We imbibed the allegiance of our fellow countrymen, watching them take photos with the smart BSF personnels and at the ‘Swarn Jayanti Dwar’. The atmosphere here is highly charged, with patriotism and fun.
The World Famous Brothers’ Dhabha
Back to our hotel and soon it was time to have dinner at the famous “Brothers’ Dhaba”. Typically, there are two dhabas, the “Bade Bhai ka Brothers’ Dhaba” and a “Brothers’ Dhaba”.
We ate at the former. We found the set up very casual and the food average. The famed ‘Amritsari Kulcha’ was good but the accompanying ‘channa’ was passable. Even the sweet lassi didn’t meet our standard of expectation.
Interesting facts about life inside the Old City-Lohgarh Gate
The old city of Amritsar was surrounded by 12 gates out of which, 6 or 7 remain which are in quite a sad state.
My ancestral house is inside Lohgarh Gate and I love to visit it whenever I get the chance.The lanes may look narrow to an onlooker, but remember these were constructed when people rode bicycles or commuted in cycle rickshaws. The houses are still inaccessible by four wheelers. The narrow lanes on either side had open drains into which the drainage of houses opened. There were no sewage system from houses, other than waste water. Only one ‘toilet’ existed on the terrace of each house, where members could defecate in a large earthen pot (The house had 4 floors). This was cleaned by a sweeper daily in the morning. She would empty the human waste in her own container and bring it down the three or four floors for disposal. The whole house would stink for the next 20 minutes!
There was no running water and each house had a hand pump on various levels. The centre of the house was an open space for things to be hauled up via ropes, since the stairs going to each floor was too narrow.
I loved watching my kids’ flabbergasted faces while they toured this 19th century house !
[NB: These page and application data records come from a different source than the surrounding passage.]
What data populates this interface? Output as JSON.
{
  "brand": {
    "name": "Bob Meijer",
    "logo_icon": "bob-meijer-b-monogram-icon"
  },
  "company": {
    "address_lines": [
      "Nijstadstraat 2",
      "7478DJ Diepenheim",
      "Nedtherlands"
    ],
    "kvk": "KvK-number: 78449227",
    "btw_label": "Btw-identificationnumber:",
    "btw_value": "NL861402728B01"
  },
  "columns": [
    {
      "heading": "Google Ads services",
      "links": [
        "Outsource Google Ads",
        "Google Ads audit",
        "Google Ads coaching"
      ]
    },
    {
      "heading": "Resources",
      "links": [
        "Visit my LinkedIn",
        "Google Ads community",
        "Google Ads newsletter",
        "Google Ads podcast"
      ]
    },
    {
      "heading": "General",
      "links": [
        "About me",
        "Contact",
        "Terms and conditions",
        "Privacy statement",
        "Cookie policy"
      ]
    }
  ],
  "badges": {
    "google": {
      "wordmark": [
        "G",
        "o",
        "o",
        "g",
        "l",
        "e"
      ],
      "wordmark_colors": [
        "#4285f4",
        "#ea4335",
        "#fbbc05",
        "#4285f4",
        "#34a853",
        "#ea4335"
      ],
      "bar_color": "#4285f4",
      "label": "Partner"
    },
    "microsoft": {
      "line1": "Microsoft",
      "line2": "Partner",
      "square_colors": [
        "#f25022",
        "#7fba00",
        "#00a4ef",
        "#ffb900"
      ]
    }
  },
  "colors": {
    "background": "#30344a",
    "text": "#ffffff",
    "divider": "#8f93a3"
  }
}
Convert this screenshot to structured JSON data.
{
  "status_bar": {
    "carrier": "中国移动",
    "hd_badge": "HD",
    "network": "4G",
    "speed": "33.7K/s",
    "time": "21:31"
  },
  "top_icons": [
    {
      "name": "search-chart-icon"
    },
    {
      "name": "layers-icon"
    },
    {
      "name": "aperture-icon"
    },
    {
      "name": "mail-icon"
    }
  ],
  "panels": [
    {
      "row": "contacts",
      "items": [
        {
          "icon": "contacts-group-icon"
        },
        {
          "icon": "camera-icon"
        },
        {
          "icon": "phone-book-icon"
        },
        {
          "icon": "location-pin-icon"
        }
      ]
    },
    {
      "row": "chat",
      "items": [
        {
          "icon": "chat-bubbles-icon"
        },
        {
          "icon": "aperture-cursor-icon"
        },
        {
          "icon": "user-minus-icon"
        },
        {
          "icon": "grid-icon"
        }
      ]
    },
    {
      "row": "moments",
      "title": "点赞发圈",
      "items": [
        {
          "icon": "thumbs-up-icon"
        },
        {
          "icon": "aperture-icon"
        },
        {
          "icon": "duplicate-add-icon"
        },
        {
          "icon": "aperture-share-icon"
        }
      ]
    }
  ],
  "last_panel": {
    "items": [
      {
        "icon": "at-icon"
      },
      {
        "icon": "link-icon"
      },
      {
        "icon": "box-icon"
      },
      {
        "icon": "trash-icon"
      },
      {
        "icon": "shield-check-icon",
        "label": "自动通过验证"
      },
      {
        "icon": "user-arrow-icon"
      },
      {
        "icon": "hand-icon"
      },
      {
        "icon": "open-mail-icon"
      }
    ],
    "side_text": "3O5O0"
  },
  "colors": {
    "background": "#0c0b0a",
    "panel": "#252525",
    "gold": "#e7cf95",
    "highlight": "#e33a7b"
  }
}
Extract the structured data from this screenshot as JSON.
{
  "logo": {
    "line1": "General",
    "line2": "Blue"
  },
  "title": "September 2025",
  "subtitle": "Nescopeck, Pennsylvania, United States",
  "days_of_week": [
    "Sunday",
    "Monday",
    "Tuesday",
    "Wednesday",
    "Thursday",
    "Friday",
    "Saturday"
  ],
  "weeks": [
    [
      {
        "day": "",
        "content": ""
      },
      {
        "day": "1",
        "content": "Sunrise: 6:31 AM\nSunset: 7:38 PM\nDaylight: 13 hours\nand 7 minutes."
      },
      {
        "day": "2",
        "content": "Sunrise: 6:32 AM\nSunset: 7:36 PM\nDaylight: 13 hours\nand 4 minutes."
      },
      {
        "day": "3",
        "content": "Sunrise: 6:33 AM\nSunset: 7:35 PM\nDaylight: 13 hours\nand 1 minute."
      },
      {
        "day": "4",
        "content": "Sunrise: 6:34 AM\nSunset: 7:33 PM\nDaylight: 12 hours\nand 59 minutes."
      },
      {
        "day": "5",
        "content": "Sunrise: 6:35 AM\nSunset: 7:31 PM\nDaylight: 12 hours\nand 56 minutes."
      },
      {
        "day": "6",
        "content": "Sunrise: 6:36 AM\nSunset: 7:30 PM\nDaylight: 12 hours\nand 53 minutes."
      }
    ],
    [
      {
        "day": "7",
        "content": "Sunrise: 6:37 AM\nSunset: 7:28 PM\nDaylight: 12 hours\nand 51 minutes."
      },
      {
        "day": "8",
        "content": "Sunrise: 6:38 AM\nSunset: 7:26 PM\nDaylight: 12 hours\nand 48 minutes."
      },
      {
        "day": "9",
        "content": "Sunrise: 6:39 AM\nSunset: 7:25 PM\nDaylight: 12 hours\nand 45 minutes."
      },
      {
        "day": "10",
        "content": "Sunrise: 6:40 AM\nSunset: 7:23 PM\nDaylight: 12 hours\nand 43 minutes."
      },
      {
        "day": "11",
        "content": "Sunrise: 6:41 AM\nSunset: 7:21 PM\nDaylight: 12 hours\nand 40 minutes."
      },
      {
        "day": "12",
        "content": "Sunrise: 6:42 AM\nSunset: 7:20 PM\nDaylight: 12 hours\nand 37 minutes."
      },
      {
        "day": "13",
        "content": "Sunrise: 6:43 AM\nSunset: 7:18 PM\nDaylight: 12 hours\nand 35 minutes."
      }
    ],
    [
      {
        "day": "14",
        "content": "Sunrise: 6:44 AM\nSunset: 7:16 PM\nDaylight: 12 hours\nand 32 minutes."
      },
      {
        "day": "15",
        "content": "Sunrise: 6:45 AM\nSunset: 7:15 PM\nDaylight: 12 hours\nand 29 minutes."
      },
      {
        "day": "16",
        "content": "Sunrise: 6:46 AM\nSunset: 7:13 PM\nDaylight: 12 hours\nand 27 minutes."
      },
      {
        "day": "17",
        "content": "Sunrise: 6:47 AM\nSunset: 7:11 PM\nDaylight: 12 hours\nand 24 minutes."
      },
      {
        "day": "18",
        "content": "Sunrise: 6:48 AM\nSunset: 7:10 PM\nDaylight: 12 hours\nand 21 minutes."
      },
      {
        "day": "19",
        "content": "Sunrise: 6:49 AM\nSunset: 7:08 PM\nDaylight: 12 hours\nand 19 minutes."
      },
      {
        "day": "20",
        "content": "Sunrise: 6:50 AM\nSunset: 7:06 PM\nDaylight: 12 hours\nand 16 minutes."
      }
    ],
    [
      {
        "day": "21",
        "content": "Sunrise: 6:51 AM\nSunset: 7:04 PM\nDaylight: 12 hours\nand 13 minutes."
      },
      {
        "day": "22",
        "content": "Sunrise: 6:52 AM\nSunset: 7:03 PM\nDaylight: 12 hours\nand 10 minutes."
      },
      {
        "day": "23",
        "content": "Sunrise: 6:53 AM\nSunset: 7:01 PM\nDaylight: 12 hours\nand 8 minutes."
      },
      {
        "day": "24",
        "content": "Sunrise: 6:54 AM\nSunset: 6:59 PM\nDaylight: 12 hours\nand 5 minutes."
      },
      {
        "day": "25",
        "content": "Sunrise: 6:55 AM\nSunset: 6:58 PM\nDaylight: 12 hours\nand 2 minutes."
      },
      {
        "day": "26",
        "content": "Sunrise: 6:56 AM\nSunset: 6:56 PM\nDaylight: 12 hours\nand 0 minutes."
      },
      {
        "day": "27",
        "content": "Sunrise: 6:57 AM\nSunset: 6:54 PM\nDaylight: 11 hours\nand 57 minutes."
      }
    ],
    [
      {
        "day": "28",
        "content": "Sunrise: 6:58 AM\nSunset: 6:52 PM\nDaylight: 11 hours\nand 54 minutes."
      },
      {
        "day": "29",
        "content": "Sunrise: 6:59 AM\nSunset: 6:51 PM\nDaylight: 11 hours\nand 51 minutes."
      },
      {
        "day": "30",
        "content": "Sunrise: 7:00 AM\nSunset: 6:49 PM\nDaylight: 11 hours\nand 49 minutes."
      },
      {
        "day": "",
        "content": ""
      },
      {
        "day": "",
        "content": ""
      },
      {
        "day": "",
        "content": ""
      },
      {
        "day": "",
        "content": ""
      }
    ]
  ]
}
We had authentic ‘kulcha channa’ from a hawker at the corner of the lane. This original and authentic ‘Amritsari’ flavour cannot be replicated anywhere in the world.
This is a public garden, located very close to the Golden Temple and has a tearful history. It played a very important part in India’s struggle for Independence against the British. Almost a thousand innocent Indians lost their lives while attending a peaceful meeting here on the day of Baisakhi; April 13, 1919.
They were fired upon by the command of Brigadier-General Dyer and since the only opening of the park was blocked by the gunners, people had no chance to escape. Almost 1600 rounds were fired indiscriminately.
2019 will mark the 100th year since the massacre took place and India is still waiting for an apology from the British for this unprovoked and unwarranted action.
Although the park has now become a little ‘touristy’ after renovation, the well is cordoned off, the park is more lively and one doesn’t get that horrific feeling anymore; it is a great historical place to visit.
Before it was given a face-lift, each brick on the wall seemed to be screaming in pain. Standing next to the well, one could imagine how people stumbled into the then open well, while running helter-skelter in panic and the air would seem heavy with the horror of the slaughter.
Also called as Lakshmi Narayan Temple and Sitla Mandir, this 16th century temple is close to Lohgarh Gate. What Golden Temple is to Sikhs, Durgiana Temple is to Hindus residing in Amritsar. It is also built on the same layout as the Golden Temple is with a sacred lake around the temple and a causeway leading to it. The dome of this temple of the Goddess Durga is also gilded and doors are silver coated (because of which it is also called ‘Silver Temple’)!
As usual, the approach to this temple is through narrow roads and the vehicle has to be parked a little away. So, be prepared to walk.
We spent the evening shopping in the by lanes, for the famed ‘juttis’ , Phulkari dupattas while the foodies, bought the Amritsari paapad and wadiyan.
Packed and ready to leave by the night train, I sat in the cab already planning the next date for my visit here.
Also read: Train to Pakistan: Sikh pilgrimage